Problem: Could you retype the whole listing word for word and drop the images?

━━━━━ Material shown

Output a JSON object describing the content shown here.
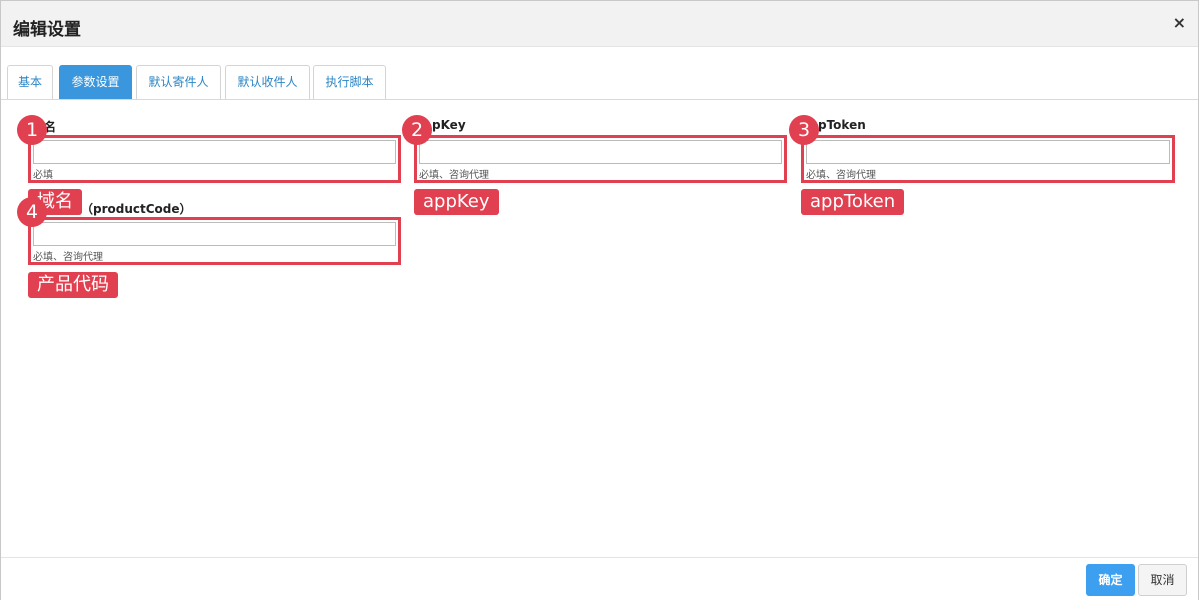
{
  "dialog": {
    "title": "编辑设置",
    "close_glyph": "×"
  },
  "tabs": [
    {
      "label": "基本"
    },
    {
      "label": "参数设置",
      "active": true
    },
    {
      "label": "默认寄件人"
    },
    {
      "label": "默认收件人"
    },
    {
      "label": "执行脚本"
    }
  ],
  "fields": [
    {
      "number": "1",
      "label": "名",
      "hint": "必填",
      "tag": "域名"
    },
    {
      "number": "2",
      "label": "pKey",
      "hint": "必填、咨询代理",
      "tag": "appKey"
    },
    {
      "number": "3",
      "label": "pToken",
      "hint": "必填、咨询代理",
      "tag": "appToken"
    },
    {
      "number": "4",
      "label": "（productCode）",
      "hint": "必填、咨询代理",
      "tag": "产品代码"
    }
  ],
  "footer": {
    "ok_label": "确定",
    "cancel_label": "取消"
  },
  "colors": {
    "accent": "#3a97dd",
    "annotation": "#e04050"
  }
}
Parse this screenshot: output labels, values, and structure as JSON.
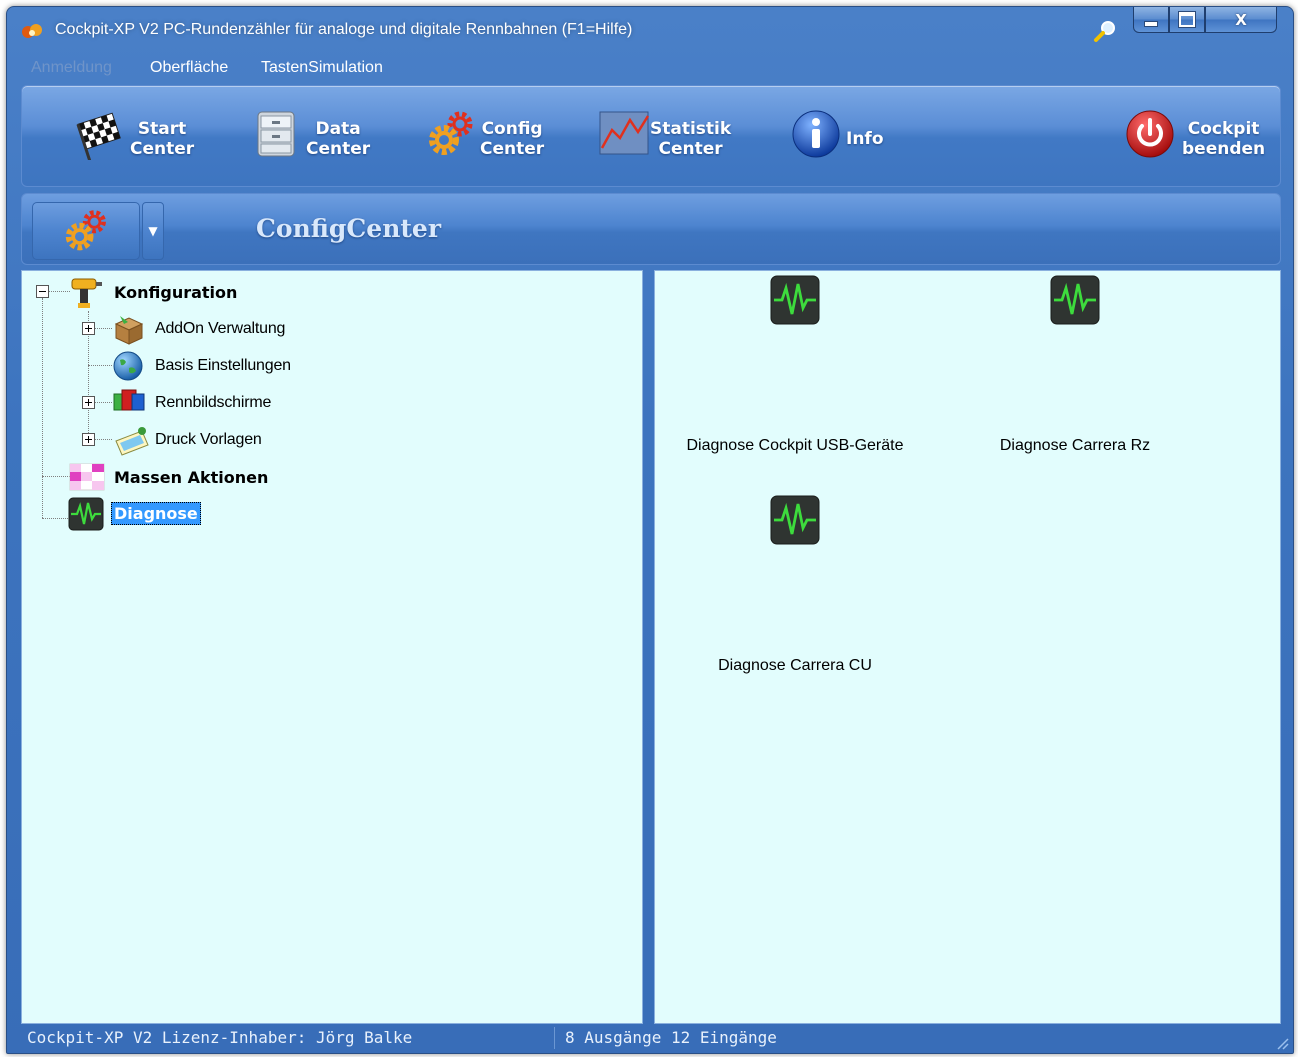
{
  "window": {
    "title": "Cockpit-XP V2 PC-Rundenzähler für analoge und digitale Rennbahnen (F1=Hilfe)"
  },
  "menu": {
    "items": [
      {
        "label": "Anmeldung",
        "enabled": false
      },
      {
        "label": "Oberfläche",
        "enabled": true
      },
      {
        "label": "TastenSimulation",
        "enabled": true
      }
    ]
  },
  "toolbar": {
    "buttons": [
      {
        "line1": "Start",
        "line2": "Center",
        "icon": "checkered-flag-icon"
      },
      {
        "line1": "Data",
        "line2": "Center",
        "icon": "database-icon"
      },
      {
        "line1": "Config",
        "line2": "Center",
        "icon": "gears-icon"
      },
      {
        "line1": "Statistik",
        "line2": "Center",
        "icon": "chart-icon"
      },
      {
        "line1": "Info",
        "line2": "",
        "icon": "info-icon"
      },
      {
        "line1": "Cockpit",
        "line2": "beenden",
        "icon": "power-icon"
      }
    ]
  },
  "header": {
    "title": "ConfigCenter"
  },
  "tree": {
    "items": [
      {
        "label": "Konfiguration",
        "bold": true,
        "icon": "drill-icon",
        "expander": "minus"
      },
      {
        "label": "AddOn Verwaltung",
        "bold": false,
        "icon": "box-icon",
        "expander": "plus"
      },
      {
        "label": "Basis Einstellungen",
        "bold": false,
        "icon": "globe-icon",
        "expander": ""
      },
      {
        "label": "Rennbildschirme",
        "bold": false,
        "icon": "screens-icon",
        "expander": "plus"
      },
      {
        "label": "Druck Vorlagen",
        "bold": false,
        "icon": "print-template-icon",
        "expander": "plus"
      },
      {
        "label": "Massen Aktionen",
        "bold": true,
        "icon": "mass-actions-icon",
        "expander": ""
      },
      {
        "label": "Diagnose",
        "bold": true,
        "icon": "diagnose-icon",
        "expander": "",
        "selected": true
      }
    ]
  },
  "tiles": [
    {
      "label": "Diagnose Cockpit USB-Geräte",
      "icon": "diagnose-icon"
    },
    {
      "label": "Diagnose Carrera Rz",
      "icon": "diagnose-icon"
    },
    {
      "label": "Diagnose Carrera CU",
      "icon": "diagnose-icon"
    }
  ],
  "status": {
    "left": "Cockpit-XP V2 Lizenz-Inhaber: Jörg Balke",
    "right": "8 Ausgänge 12 Eingänge"
  },
  "colors": {
    "window_blue": "#3d74bf",
    "panel_bg": "#e2fdfd",
    "selection": "#3399ff",
    "diagnose_green": "#3ddc3d"
  }
}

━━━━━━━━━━

Exercise solution:
Output a JSON object describing the content shown here.
{
  "dialog": {
    "title": "编辑设置",
    "close_glyph": "×"
  },
  "tabs": [
    {
      "label": "基本"
    },
    {
      "label": "参数设置",
      "active": true
    },
    {
      "label": "默认寄件人"
    },
    {
      "label": "默认收件人"
    },
    {
      "label": "执行脚本"
    }
  ],
  "fields": [
    {
      "number": "1",
      "label": "名",
      "hint": "必填",
      "tag": "域名"
    },
    {
      "number": "2",
      "label": "pKey",
      "hint": "必填、咨询代理",
      "tag": "appKey"
    },
    {
      "number": "3",
      "label": "pToken",
      "hint": "必填、咨询代理",
      "tag": "appToken"
    },
    {
      "number": "4",
      "label": "（productCode）",
      "hint": "必填、咨询代理",
      "tag": "产品代码"
    }
  ],
  "footer": {
    "ok_label": "确定",
    "cancel_label": "取消"
  },
  "colors": {
    "accent": "#3a97dd",
    "annotation": "#e04050"
  }
}
Parse this screenshot: output labels, values, and structure as JSON.
{
  "window": {
    "title": "Cockpit-XP V2 PC-Rundenzähler für analoge und digitale Rennbahnen (F1=Hilfe)"
  },
  "menu": {
    "items": [
      {
        "label": "Anmeldung",
        "enabled": false
      },
      {
        "label": "Oberfläche",
        "enabled": true
      },
      {
        "label": "TastenSimulation",
        "enabled": true
      }
    ]
  },
  "toolbar": {
    "buttons": [
      {
        "line1": "Start",
        "line2": "Center",
        "icon": "checkered-flag-icon"
      },
      {
        "line1": "Data",
        "line2": "Center",
        "icon": "database-icon"
      },
      {
        "line1": "Config",
        "line2": "Center",
        "icon": "gears-icon"
      },
      {
        "line1": "Statistik",
        "line2": "Center",
        "icon": "chart-icon"
      },
      {
        "line1": "Info",
        "line2": "",
        "icon": "info-icon"
      },
      {
        "line1": "Cockpit",
        "line2": "beenden",
        "icon": "power-icon"
      }
    ]
  },
  "header": {
    "title": "ConfigCenter"
  },
  "tree": {
    "items": [
      {
        "label": "Konfiguration",
        "bold": true,
        "icon": "drill-icon",
        "expander": "minus"
      },
      {
        "label": "AddOn Verwaltung",
        "bold": false,
        "icon": "box-icon",
        "expander": "plus"
      },
      {
        "label": "Basis Einstellungen",
        "bold": false,
        "icon": "globe-icon",
        "expander": ""
      },
      {
        "label": "Rennbildschirme",
        "bold": false,
        "icon": "screens-icon",
        "expander": "plus"
      },
      {
        "label": "Druck Vorlagen",
        "bold": false,
        "icon": "print-template-icon",
        "expander": "plus"
      },
      {
        "label": "Massen Aktionen",
        "bold": true,
        "icon": "mass-actions-icon",
        "expander": ""
      },
      {
        "label": "Diagnose",
        "bold": true,
        "icon": "diagnose-icon",
        "expander": "",
        "selected": true
      }
    ]
  },
  "tiles": [
    {
      "label": "Diagnose Cockpit USB-Geräte",
      "icon": "diagnose-icon"
    },
    {
      "label": "Diagnose Carrera Rz",
      "icon": "diagnose-icon"
    },
    {
      "label": "Diagnose Carrera CU",
      "icon": "diagnose-icon"
    }
  ],
  "status": {
    "left": "Cockpit-XP V2 Lizenz-Inhaber: Jörg Balke",
    "right": "8 Ausgänge 12 Eingänge"
  },
  "colors": {
    "window_blue": "#3d74bf",
    "panel_bg": "#e2fdfd",
    "selection": "#3399ff",
    "diagnose_green": "#3ddc3d"
  }
}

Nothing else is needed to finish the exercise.